Tired of looking at what the cat dragged in? Cat owners across the shire no longer have to deal with possum entrails or feather piles thanks to a simple but effective pet accessory.
The CatBib has been scientifically proven to stop more than 80 per cent of cats from catching birds and reduces small-animal hunting by almost half. Wildlife carer Sandy Collins said the CatBib could be an effective conservation tool if more owners embraced the technology.
“Cats and wildlife don’t mix,” said Ms Collins, who also fosters cats for the RSPCA.
“The bib doesn’t otherwise impact the cat. I would love to see cat residents of veterinary surgeries model them – a great way to start a conversation and show people how effective they are.”
Ms Collins said the shorter days of autumn and winter brought seasonal risks to wildlife.
“Now it gets dark earlier, the possums and gliders are coming out before cats get locked in for the night, putting the smaller species like gliders and ring-tail possums at risk,” she said.
“Preventing attacks is key. Carers take all wildlife injured by cats to the vet for antibiotics, but 95 per cent of those will still die.”
Eurobodalla Council’s natural resources officer Courtney Fink-Downes said CatBibs were free for owners of microchipped cats.
“The bibs attach to the cat’s collar and interfere with the timing and coordination needed to hunt successfully,” Ms Fink-Downes said.

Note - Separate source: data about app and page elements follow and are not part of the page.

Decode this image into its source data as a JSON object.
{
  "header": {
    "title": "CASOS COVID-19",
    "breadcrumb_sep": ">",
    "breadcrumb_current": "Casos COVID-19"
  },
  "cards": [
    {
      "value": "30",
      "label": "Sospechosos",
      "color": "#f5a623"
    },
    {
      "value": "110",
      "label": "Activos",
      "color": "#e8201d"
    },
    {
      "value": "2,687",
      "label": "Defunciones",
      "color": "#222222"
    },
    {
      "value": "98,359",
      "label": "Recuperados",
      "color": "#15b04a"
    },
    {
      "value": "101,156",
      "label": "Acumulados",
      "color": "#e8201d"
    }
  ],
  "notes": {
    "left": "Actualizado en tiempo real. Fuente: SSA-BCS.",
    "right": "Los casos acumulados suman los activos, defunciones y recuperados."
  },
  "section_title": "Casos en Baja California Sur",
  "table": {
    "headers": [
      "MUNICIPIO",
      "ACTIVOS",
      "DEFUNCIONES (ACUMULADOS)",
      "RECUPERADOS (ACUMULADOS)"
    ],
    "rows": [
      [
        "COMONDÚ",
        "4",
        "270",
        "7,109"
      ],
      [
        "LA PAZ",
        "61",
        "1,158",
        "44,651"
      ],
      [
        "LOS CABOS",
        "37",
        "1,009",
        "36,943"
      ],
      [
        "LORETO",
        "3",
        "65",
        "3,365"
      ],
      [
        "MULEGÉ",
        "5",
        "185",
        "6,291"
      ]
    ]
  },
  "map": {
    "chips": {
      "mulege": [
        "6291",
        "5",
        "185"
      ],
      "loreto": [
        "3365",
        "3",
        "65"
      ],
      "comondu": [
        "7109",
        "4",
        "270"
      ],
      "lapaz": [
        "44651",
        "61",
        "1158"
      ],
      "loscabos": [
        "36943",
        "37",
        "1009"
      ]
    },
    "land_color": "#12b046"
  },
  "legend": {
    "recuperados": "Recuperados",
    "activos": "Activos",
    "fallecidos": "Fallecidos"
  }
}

“It doesn’t interfere with any of the cat’s other activities – they can still run, jump, eat and drink, climb stairs and trees.
“Although the cat can wear the bib all the time, it’s better to take it off when you bring the cat in at night. That way you can check the collar for wear and ensure the fit remains comfortable.”
Ms Fink-Downes said, contrary to popular belief, cats will hunt wildlife even when they are not hungry.
“Birds are an obvious target, but cats also hunt lizards, frogs, gliders and bandicoots,” she said.
“Hundreds of cat owners across the shire have already bibbed their cats, but we’re keen to get more onboard – it’s such a simple way to help protect our wildlife.”
CatBibs are available through all Eurobodalla vets, the Eurobodalla Animal Welfare League, and WIRES Mid South Coast branch, or by phoning Council on 4474 1000.
For more information on the CatBib program, visit the cat ownership page on Council’s website at www.esc.nsw.gov.au/pets, or contact Courtney Fink-Downes on 4474 7493.
Above: Wildlife carer Sandy Collins says 95 per cent of wildlife injured by cats, like this ringtail possum, will die. Cat owners are encouraged to help protect local wildlife by putting a free CatBib on their feline. Photo Sandy Collins.